The sanctions against South Africa seem to have worked, but one wonders if it is more like Ghandi and the UK.  There are certain underlying political requirements for sanctions to work.

While I defer to The New Englander regarding the Korean vessel, I retain a degree of skepticism.  With Kim Jong Il one is never sure what is going on.  One thing we know is that overall North Korea has spun out the nuclear issue regardless of Administration in the White House or the Blue House.  I suspect that the Obama Administration will end up like the Bush Administration WRT to the DPRK.

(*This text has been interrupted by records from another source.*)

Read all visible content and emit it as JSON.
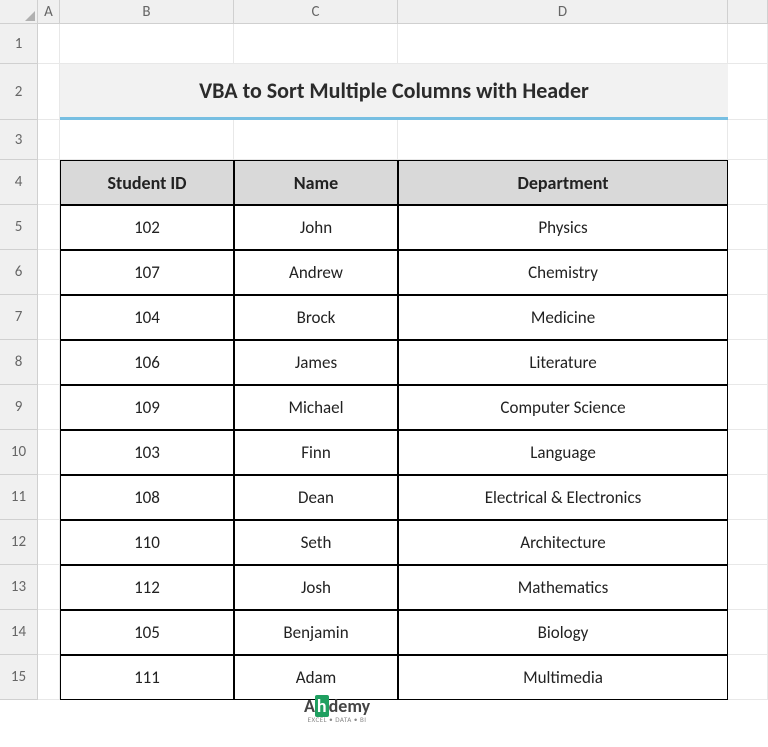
{
  "columns": [
    "A",
    "B",
    "C",
    "D"
  ],
  "row_numbers": [
    "1",
    "2",
    "3",
    "4",
    "5",
    "6",
    "7",
    "8",
    "9",
    "10",
    "11",
    "12",
    "13",
    "14",
    "15"
  ],
  "title": "VBA to Sort Multiple Columns with Header",
  "headers": {
    "student_id": "Student ID",
    "name": "Name",
    "department": "Department"
  },
  "rows": [
    {
      "id": "102",
      "name": "John",
      "dept": "Physics"
    },
    {
      "id": "107",
      "name": "Andrew",
      "dept": "Chemistry"
    },
    {
      "id": "104",
      "name": "Brock",
      "dept": "Medicine"
    },
    {
      "id": "106",
      "name": "James",
      "dept": "Literature"
    },
    {
      "id": "109",
      "name": "Michael",
      "dept": "Computer Science"
    },
    {
      "id": "103",
      "name": "Finn",
      "dept": "Language"
    },
    {
      "id": "108",
      "name": "Dean",
      "dept": "Electrical & Electronics"
    },
    {
      "id": "110",
      "name": "Seth",
      "dept": "Architecture"
    },
    {
      "id": "112",
      "name": "Josh",
      "dept": "Mathematics"
    },
    {
      "id": "105",
      "name": "Benjamin",
      "dept": "Biology"
    },
    {
      "id": "111",
      "name": "Adam",
      "dept": "Multimedia"
    }
  ],
  "watermark": {
    "brand_pre": "A",
    "brand_mid": "h",
    "brand_post": "demy",
    "tagline": "EXCEL • DATA • BI"
  },
  "chart_data": {
    "type": "table",
    "title": "VBA to Sort Multiple Columns with Header",
    "columns": [
      "Student ID",
      "Name",
      "Department"
    ],
    "data": [
      [
        102,
        "John",
        "Physics"
      ],
      [
        107,
        "Andrew",
        "Chemistry"
      ],
      [
        104,
        "Brock",
        "Medicine"
      ],
      [
        106,
        "James",
        "Literature"
      ],
      [
        109,
        "Michael",
        "Computer Science"
      ],
      [
        103,
        "Finn",
        "Language"
      ],
      [
        108,
        "Dean",
        "Electrical & Electronics"
      ],
      [
        110,
        "Seth",
        "Architecture"
      ],
      [
        112,
        "Josh",
        "Mathematics"
      ],
      [
        105,
        "Benjamin",
        "Biology"
      ],
      [
        111,
        "Adam",
        "Multimedia"
      ]
    ]
  }
}
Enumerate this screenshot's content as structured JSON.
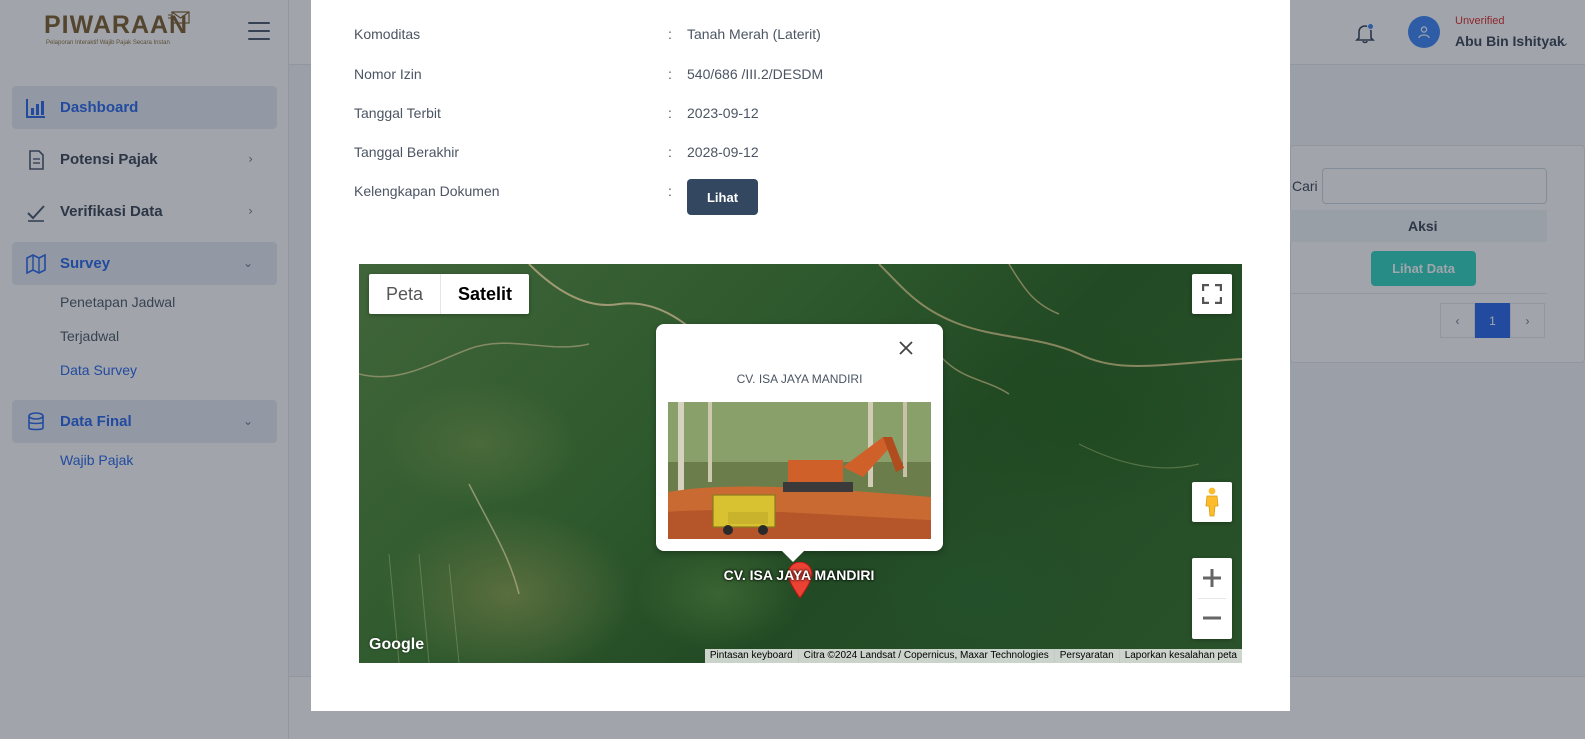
{
  "app": {
    "logo_text": "PIWARAAN",
    "logo_tagline": "Pelaporan Interaktif Wajib Pajak Secara Instan"
  },
  "sidebar": {
    "items": [
      {
        "label": "Dashboard",
        "icon": "chart-bar-icon"
      },
      {
        "label": "Potensi Pajak",
        "icon": "document-icon"
      },
      {
        "label": "Verifikasi Data",
        "icon": "check-icon"
      },
      {
        "label": "Survey",
        "icon": "map-icon",
        "subitems": [
          "Penetapan Jadwal",
          "Terjadwal",
          "Data Survey"
        ]
      },
      {
        "label": "Data Final",
        "icon": "database-icon",
        "subitems": [
          "Wajib Pajak"
        ]
      }
    ]
  },
  "header": {
    "user_status": "Unverified",
    "user_name": "Abu Bin Ishityak",
    "colors": {
      "status": "#dc2626",
      "avatar": "#3b82f6"
    }
  },
  "background_table": {
    "search_label": "Cari",
    "column_aksi": "Aksi",
    "row_button": "Lihat Data",
    "pagination": {
      "prev": "‹",
      "current": "1",
      "next": "›"
    }
  },
  "modal": {
    "rows": [
      {
        "label": "Komoditas",
        "colon": ":",
        "value": "Tanah Merah (Laterit)"
      },
      {
        "label": "Nomor Izin",
        "colon": ":",
        "value": "540/686 /III.2/DESDM"
      },
      {
        "label": "Tanggal Terbit",
        "colon": ":",
        "value": "2023-09-12"
      },
      {
        "label": "Tanggal Berakhir",
        "colon": ":",
        "value": "2028-09-12"
      },
      {
        "label": "Kelengkapan Dokumen",
        "colon": ":",
        "button": "Lihat"
      }
    ]
  },
  "map": {
    "type_options": [
      "Peta",
      "Satelit"
    ],
    "selected_type": "Satelit",
    "info_window_title": "CV. ISA JAYA MANDIRI",
    "marker_label": "CV. ISA JAYA MANDIRI",
    "google_logo": "Google",
    "attribution": [
      "Pintasan keyboard",
      "Citra ©2024 Landsat / Copernicus, Maxar Technologies",
      "Persyaratan",
      "Laporkan kesalahan peta"
    ]
  }
}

The only people hurt by the sanctions against Iraq were the Iraqi people.  While I don't accept some of the death figures coming out of Canada and the UK, there is still no doubt that President Saddam Hussein didn't suffer but women and children did.  Further, it appeared to me that as the new century moved on sanctions against Iraq were breaking down.  France, Russia and China were interested in trade with Iraq.  If there had been no second gulf war the UN sanctions would have gone away and President Hussein would have been able to resume his nuclear program, if he so chose.

As for Kad's Komment, I absolutely agree.  We need civilian control of all governmental force, from the school crossing guard to the SIOP.

Regards  —  Cliff

The New Englander said...


Thanks for adding those points and some yin to the yang..I saw John Lehman recently wrote an op-ed in the WSJ that was pretty critical of high costs in defense spending (for contracts and platforms), and then just saw Gates' announcement today about the 20,000 new troops. More combat support seems like a good way to spend the money we've got..